Our discussion here has skimmed the surface of how official style can be used ineffectively, while also keeping in mind that our ability to engage with this kind of material is a skill that we, as educated individuals must accept as a necessity. This impacts my argument and creates the need for a specification. This text, while containing a great deal of information about the English language that should be a part of this course curriculum, must be assessed for its appropriateness. The book itself may not be as useless to somebody pursuing the study of Old English so to that end I must capitulate that this text is not entirely pointless and does have a potential classroom application. Given this concession, we have raised the question of the import of variety. When we are presented with information on any subject, a lack of available alternative sources should be a concern. We must always be critical of what we read but this is only possible through the application of caparison and where none is available our mind set should remain dubious.

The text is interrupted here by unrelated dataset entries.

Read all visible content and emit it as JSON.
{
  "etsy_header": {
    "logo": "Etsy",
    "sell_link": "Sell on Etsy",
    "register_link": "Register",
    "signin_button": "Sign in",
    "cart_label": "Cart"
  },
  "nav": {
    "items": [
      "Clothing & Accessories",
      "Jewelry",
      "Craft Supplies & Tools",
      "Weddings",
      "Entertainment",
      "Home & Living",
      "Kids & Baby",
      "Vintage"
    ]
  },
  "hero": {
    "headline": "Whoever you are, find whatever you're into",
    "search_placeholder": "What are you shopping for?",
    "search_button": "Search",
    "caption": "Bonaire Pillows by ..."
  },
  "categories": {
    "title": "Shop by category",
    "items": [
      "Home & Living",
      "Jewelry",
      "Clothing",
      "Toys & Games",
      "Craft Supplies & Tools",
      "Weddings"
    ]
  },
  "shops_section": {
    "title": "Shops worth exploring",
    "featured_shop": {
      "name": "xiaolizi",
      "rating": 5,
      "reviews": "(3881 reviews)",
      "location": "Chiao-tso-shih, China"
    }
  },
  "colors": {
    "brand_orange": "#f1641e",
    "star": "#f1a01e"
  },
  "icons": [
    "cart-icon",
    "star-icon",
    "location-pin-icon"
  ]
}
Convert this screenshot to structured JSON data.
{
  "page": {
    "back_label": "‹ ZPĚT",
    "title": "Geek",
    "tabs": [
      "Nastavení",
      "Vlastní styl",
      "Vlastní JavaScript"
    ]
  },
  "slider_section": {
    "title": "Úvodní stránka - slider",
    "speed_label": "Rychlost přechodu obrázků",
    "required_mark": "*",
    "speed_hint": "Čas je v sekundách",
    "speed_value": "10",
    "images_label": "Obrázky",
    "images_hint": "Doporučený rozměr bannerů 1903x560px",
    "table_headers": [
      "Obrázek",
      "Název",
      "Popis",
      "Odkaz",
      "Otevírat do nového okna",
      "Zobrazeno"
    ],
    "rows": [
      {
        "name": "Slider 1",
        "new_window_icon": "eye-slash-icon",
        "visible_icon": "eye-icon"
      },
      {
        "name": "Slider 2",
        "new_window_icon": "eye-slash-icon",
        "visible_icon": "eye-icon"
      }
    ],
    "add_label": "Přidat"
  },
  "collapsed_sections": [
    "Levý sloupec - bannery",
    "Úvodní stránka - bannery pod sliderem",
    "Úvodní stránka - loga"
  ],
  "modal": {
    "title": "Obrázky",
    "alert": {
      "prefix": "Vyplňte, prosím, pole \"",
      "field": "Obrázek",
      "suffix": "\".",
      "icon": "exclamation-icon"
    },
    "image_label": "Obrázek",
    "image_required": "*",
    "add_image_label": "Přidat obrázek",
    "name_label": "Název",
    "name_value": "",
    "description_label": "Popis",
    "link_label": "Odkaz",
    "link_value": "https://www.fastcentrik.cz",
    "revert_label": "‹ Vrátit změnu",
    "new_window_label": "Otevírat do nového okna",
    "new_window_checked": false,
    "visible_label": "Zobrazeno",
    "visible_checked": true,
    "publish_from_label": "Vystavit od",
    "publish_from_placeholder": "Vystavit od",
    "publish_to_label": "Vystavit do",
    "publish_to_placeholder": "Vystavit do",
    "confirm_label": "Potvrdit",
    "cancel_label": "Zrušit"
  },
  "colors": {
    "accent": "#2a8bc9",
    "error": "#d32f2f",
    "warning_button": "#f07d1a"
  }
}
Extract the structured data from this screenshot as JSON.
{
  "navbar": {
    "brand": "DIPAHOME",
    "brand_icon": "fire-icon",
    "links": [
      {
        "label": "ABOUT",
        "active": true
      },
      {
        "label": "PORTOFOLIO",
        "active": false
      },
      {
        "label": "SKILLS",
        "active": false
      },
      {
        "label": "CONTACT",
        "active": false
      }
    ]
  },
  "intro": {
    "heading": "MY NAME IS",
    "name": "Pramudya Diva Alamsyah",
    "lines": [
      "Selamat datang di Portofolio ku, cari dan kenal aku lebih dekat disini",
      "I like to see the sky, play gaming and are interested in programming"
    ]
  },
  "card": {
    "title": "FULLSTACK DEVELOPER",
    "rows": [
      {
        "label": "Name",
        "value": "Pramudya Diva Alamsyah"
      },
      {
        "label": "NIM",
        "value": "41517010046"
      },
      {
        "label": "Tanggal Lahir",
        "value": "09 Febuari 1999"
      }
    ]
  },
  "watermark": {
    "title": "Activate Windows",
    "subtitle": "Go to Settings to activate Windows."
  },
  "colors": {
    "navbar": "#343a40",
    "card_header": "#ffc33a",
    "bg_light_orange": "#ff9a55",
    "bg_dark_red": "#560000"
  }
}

The official style has been dubbed the dominant style of our time and is found everywhere from legal doctrines to political speeches, textbooks to memos, and has given us a comfortable form in which to express ourselves intellectually and professionally. But. as we have discussed, the use of this style must be considered with care when implementing it in our writing. It is crucial to consider your audience in order to gauge the degree to which you employ this language strategy and as we have seen, Baugh and Cable have failed miserably in this regard. They have created a textbook that caters to themselves and the result is a useless pile of paper that has been forced upon students who must constantly struggle to read and dissect its incoherent pages. Our writers have demonstrated zero consideration for their audience and utilized expletives to such a degree as to make their words unreadable and their concepts indecipherable. This book is a prime example of the official style gone wrong and proof that just because you as a writer understand what you are saying does not mean that your words have any value to those who will eventually be forced to read them.